*** Begin section ***

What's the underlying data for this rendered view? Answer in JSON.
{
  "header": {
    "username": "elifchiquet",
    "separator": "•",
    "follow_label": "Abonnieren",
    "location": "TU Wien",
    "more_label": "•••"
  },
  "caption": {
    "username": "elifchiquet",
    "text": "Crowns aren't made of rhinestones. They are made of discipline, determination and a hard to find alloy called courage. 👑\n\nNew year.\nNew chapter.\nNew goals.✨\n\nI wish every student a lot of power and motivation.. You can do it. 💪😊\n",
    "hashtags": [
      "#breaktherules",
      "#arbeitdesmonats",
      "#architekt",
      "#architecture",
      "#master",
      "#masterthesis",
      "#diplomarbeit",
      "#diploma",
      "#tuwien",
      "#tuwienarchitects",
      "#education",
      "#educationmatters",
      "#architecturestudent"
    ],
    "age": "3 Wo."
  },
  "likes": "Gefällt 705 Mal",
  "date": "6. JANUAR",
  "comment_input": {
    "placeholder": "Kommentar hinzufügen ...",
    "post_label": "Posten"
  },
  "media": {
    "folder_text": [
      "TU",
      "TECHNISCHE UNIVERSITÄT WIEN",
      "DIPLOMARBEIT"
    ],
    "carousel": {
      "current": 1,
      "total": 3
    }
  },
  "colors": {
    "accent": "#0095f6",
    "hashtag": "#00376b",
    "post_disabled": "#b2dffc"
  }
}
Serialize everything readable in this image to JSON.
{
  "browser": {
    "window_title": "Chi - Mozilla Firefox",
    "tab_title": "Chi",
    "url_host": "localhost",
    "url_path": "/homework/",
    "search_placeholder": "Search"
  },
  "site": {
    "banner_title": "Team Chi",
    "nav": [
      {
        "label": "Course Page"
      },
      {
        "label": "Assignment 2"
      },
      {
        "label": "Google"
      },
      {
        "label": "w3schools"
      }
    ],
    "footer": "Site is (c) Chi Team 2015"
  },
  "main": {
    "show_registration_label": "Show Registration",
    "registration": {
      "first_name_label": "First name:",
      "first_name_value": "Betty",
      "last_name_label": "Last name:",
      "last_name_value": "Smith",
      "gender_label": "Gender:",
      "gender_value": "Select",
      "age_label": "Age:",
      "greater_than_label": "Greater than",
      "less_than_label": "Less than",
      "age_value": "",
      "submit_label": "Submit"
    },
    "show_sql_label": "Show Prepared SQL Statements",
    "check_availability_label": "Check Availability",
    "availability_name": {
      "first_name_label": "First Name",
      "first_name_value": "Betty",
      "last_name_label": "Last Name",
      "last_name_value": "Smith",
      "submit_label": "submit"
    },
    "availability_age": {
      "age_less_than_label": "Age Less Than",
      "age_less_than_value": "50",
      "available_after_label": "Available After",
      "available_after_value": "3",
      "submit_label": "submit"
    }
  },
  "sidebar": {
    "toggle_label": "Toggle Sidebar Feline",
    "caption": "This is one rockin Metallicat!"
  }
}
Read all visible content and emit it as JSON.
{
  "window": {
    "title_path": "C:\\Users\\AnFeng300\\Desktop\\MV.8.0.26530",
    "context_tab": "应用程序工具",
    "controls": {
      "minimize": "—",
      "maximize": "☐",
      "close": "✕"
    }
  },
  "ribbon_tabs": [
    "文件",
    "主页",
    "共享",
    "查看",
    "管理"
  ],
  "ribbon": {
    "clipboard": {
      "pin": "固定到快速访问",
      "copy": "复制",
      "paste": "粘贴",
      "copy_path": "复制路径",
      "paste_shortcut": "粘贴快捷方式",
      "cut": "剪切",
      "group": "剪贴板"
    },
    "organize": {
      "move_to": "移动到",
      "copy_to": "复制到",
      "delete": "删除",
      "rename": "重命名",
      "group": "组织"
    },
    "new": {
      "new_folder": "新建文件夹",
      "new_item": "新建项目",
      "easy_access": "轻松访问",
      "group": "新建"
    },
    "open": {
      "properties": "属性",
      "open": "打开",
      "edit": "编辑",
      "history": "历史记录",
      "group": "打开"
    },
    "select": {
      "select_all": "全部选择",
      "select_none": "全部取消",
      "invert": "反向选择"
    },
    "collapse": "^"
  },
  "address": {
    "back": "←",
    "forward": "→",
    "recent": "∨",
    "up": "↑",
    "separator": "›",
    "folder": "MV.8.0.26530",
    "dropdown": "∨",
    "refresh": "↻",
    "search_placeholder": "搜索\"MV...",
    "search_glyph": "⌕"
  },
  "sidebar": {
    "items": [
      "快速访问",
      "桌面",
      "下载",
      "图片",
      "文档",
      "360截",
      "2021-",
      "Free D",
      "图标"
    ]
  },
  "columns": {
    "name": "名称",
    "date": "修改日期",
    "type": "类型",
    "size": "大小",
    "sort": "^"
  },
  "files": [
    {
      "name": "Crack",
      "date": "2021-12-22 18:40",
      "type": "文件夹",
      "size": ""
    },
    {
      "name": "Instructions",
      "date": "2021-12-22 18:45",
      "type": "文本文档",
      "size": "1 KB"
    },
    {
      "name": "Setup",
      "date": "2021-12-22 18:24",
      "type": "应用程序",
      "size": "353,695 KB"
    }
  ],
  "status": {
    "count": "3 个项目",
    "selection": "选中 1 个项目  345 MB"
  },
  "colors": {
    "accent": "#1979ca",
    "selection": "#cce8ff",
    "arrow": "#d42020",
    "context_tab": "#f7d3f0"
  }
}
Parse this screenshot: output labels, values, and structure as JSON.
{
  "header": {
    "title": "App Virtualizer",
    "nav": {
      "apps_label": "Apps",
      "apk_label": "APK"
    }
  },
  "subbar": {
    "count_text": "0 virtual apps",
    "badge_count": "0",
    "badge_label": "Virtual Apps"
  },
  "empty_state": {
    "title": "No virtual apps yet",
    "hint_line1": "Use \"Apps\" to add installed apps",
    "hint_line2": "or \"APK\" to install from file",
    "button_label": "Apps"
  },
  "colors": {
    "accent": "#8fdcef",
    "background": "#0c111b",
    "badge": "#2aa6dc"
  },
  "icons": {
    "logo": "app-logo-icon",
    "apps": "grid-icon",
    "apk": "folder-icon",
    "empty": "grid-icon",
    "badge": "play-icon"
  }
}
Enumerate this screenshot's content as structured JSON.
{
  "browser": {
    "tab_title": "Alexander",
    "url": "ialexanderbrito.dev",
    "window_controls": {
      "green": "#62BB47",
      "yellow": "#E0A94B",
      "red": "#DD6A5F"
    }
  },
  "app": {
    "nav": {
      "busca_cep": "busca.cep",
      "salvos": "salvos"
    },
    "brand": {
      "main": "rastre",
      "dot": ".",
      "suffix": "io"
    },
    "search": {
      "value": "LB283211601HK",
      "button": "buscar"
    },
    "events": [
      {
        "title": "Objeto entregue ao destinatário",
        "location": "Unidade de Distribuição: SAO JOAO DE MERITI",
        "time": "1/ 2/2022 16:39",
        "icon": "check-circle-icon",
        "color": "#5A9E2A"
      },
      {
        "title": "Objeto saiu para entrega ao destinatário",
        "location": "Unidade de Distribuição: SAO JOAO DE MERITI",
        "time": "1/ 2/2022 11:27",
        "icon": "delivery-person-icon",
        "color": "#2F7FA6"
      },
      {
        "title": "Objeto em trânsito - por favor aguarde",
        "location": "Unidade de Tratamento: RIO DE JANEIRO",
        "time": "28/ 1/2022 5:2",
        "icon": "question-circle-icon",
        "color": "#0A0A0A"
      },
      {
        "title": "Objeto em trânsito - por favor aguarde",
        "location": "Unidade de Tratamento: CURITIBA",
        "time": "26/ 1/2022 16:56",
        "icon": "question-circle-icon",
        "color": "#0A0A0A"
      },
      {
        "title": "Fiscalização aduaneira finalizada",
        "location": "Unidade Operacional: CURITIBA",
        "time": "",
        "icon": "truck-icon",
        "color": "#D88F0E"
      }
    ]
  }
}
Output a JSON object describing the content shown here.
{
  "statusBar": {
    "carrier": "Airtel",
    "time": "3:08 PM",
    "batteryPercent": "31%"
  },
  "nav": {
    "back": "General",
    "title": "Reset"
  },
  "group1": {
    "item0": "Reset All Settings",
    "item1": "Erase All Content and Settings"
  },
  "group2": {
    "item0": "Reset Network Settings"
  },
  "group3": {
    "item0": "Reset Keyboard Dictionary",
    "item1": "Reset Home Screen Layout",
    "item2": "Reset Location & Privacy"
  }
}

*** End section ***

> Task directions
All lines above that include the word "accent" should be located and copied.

> Completed task
    "accent": "#0095f6",
    "accent": "#1979ca",
    "accent": "#8fdcef",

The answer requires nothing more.